WHAT YOU WILL DO: A word-for-word copy of the following listing is needed. Leave out its images.

RAW DATA:
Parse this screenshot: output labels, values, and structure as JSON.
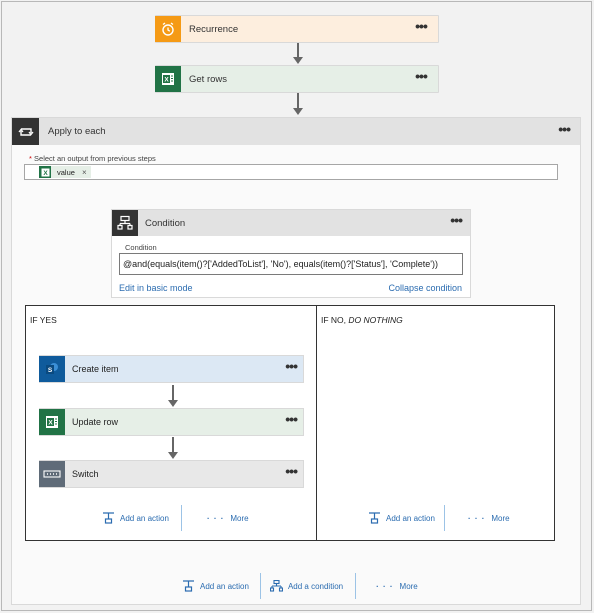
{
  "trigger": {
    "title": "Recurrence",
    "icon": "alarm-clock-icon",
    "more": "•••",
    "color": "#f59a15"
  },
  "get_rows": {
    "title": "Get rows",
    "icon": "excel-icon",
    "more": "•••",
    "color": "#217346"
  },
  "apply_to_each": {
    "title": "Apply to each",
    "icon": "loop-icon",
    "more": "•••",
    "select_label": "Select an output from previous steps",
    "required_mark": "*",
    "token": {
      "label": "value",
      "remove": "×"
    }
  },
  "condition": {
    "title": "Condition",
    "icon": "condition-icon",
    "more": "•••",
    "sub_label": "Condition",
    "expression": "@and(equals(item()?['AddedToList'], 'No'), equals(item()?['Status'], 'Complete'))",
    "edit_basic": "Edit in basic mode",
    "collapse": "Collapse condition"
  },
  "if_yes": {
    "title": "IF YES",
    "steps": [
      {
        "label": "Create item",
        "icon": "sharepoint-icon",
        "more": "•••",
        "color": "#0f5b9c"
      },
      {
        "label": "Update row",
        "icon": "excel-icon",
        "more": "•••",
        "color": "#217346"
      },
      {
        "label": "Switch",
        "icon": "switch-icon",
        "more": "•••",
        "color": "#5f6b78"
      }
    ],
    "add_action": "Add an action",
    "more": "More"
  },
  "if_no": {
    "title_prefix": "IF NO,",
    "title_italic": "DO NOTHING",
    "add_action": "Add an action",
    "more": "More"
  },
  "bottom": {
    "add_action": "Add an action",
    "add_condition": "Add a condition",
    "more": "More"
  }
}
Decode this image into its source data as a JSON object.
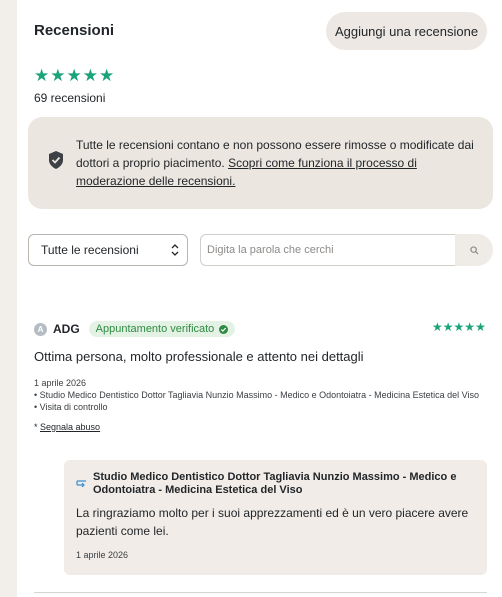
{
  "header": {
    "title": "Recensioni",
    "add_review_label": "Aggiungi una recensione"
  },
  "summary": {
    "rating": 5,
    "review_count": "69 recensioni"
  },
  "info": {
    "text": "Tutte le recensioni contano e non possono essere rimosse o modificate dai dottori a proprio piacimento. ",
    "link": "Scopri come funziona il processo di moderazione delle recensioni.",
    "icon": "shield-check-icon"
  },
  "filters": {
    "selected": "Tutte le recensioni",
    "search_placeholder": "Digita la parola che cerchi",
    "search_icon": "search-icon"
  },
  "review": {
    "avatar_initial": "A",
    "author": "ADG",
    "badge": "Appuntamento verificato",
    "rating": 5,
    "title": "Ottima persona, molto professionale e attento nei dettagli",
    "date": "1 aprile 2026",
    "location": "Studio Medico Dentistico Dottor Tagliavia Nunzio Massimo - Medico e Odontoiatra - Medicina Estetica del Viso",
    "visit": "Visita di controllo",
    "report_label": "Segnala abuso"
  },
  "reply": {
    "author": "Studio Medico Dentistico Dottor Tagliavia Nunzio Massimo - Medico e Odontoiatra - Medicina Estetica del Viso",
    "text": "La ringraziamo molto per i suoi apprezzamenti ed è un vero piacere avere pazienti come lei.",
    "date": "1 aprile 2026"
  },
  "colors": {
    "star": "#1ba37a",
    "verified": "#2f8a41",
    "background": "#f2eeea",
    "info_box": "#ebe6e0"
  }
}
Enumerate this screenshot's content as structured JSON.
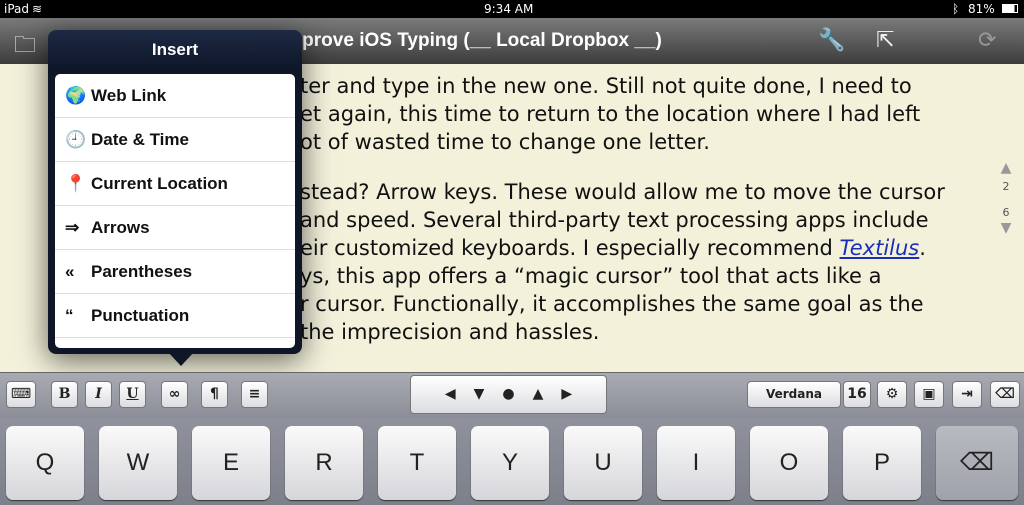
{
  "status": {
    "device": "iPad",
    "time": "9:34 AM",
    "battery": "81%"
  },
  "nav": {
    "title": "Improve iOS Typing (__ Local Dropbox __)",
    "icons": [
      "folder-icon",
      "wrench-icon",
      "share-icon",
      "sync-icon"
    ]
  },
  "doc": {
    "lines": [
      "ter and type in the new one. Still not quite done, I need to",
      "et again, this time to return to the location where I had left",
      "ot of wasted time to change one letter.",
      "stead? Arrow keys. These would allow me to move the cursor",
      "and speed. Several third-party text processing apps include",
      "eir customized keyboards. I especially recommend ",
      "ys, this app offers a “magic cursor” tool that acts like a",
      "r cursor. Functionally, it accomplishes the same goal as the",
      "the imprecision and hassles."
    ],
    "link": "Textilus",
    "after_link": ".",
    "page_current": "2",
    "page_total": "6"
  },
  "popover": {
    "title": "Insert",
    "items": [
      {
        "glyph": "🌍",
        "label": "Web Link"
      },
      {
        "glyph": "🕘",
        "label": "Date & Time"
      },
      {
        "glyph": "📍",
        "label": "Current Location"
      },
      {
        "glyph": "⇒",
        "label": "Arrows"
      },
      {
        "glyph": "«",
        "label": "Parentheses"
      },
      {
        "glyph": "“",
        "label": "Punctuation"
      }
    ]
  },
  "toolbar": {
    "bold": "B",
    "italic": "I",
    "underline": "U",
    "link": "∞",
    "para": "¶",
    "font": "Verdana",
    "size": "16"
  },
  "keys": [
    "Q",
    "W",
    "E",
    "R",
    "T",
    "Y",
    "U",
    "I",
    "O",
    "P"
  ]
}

TASK SOLUTION:
Parse this screenshot: output labels, values, and structure as JSON.
{
  "trigger": {
    "title": "Recurrence",
    "icon": "alarm-clock-icon",
    "more": "•••",
    "color": "#f59a15"
  },
  "get_rows": {
    "title": "Get rows",
    "icon": "excel-icon",
    "more": "•••",
    "color": "#217346"
  },
  "apply_to_each": {
    "title": "Apply to each",
    "icon": "loop-icon",
    "more": "•••",
    "select_label": "Select an output from previous steps",
    "required_mark": "*",
    "token": {
      "label": "value",
      "remove": "×"
    }
  },
  "condition": {
    "title": "Condition",
    "icon": "condition-icon",
    "more": "•••",
    "sub_label": "Condition",
    "expression": "@and(equals(item()?['AddedToList'], 'No'), equals(item()?['Status'], 'Complete'))",
    "edit_basic": "Edit in basic mode",
    "collapse": "Collapse condition"
  },
  "if_yes": {
    "title": "IF YES",
    "steps": [
      {
        "label": "Create item",
        "icon": "sharepoint-icon",
        "more": "•••",
        "color": "#0f5b9c"
      },
      {
        "label": "Update row",
        "icon": "excel-icon",
        "more": "•••",
        "color": "#217346"
      },
      {
        "label": "Switch",
        "icon": "switch-icon",
        "more": "•••",
        "color": "#5f6b78"
      }
    ],
    "add_action": "Add an action",
    "more": "More"
  },
  "if_no": {
    "title_prefix": "IF NO,",
    "title_italic": "DO NOTHING",
    "add_action": "Add an action",
    "more": "More"
  },
  "bottom": {
    "add_action": "Add an action",
    "add_condition": "Add a condition",
    "more": "More"
  }
}
Decode this image into its source data as a JSON object.
{
  "header": {
    "title": "Recensioni",
    "add_review_label": "Aggiungi una recensione"
  },
  "summary": {
    "rating": 5,
    "review_count": "69 recensioni"
  },
  "info": {
    "text": "Tutte le recensioni contano e non possono essere rimosse o modificate dai dottori a proprio piacimento. ",
    "link": "Scopri come funziona il processo di moderazione delle recensioni.",
    "icon": "shield-check-icon"
  },
  "filters": {
    "selected": "Tutte le recensioni",
    "search_placeholder": "Digita la parola che cerchi",
    "search_icon": "search-icon"
  },
  "review": {
    "avatar_initial": "A",
    "author": "ADG",
    "badge": "Appuntamento verificato",
    "rating": 5,
    "title": "Ottima persona, molto professionale e attento nei dettagli",
    "date": "1 aprile 2026",
    "location": "Studio Medico Dentistico Dottor Tagliavia Nunzio Massimo - Medico e Odontoiatra - Medicina Estetica del Viso",
    "visit": "Visita di controllo",
    "report_label": "Segnala abuso"
  },
  "reply": {
    "author": "Studio Medico Dentistico Dottor Tagliavia Nunzio Massimo - Medico e Odontoiatra - Medicina Estetica del Viso",
    "text": "La ringraziamo molto per i suoi apprezzamenti ed è un vero piacere avere pazienti come lei.",
    "date": "1 aprile 2026"
  },
  "colors": {
    "star": "#1ba37a",
    "verified": "#2f8a41",
    "background": "#f2eeea",
    "info_box": "#ebe6e0"
  }
}
Enumerate this screenshot's content as structured JSON.
{
  "status": {
    "device": "iPad",
    "time": "9:34 AM",
    "battery": "81%"
  },
  "nav": {
    "title": "Improve iOS Typing (__ Local Dropbox __)",
    "icons": [
      "folder-icon",
      "wrench-icon",
      "share-icon",
      "sync-icon"
    ]
  },
  "doc": {
    "lines": [
      "ter and type in the new one. Still not quite done, I need to",
      "et again, this time to return to the location where I had left",
      "ot of wasted time to change one letter.",
      "stead? Arrow keys. These would allow me to move the cursor",
      "and speed. Several third-party text processing apps include",
      "eir customized keyboards. I especially recommend ",
      "ys, this app offers a “magic cursor” tool that acts like a",
      "r cursor. Functionally, it accomplishes the same goal as the",
      "the imprecision and hassles."
    ],
    "link": "Textilus",
    "after_link": ".",
    "page_current": "2",
    "page_total": "6"
  },
  "popover": {
    "title": "Insert",
    "items": [
      {
        "glyph": "🌍",
        "label": "Web Link"
      },
      {
        "glyph": "🕘",
        "label": "Date & Time"
      },
      {
        "glyph": "📍",
        "label": "Current Location"
      },
      {
        "glyph": "⇒",
        "label": "Arrows"
      },
      {
        "glyph": "«",
        "label": "Parentheses"
      },
      {
        "glyph": "“",
        "label": "Punctuation"
      }
    ]
  },
  "toolbar": {
    "bold": "B",
    "italic": "I",
    "underline": "U",
    "link": "∞",
    "para": "¶",
    "font": "Verdana",
    "size": "16"
  },
  "keys": [
    "Q",
    "W",
    "E",
    "R",
    "T",
    "Y",
    "U",
    "I",
    "O",
    "P"
  ]
}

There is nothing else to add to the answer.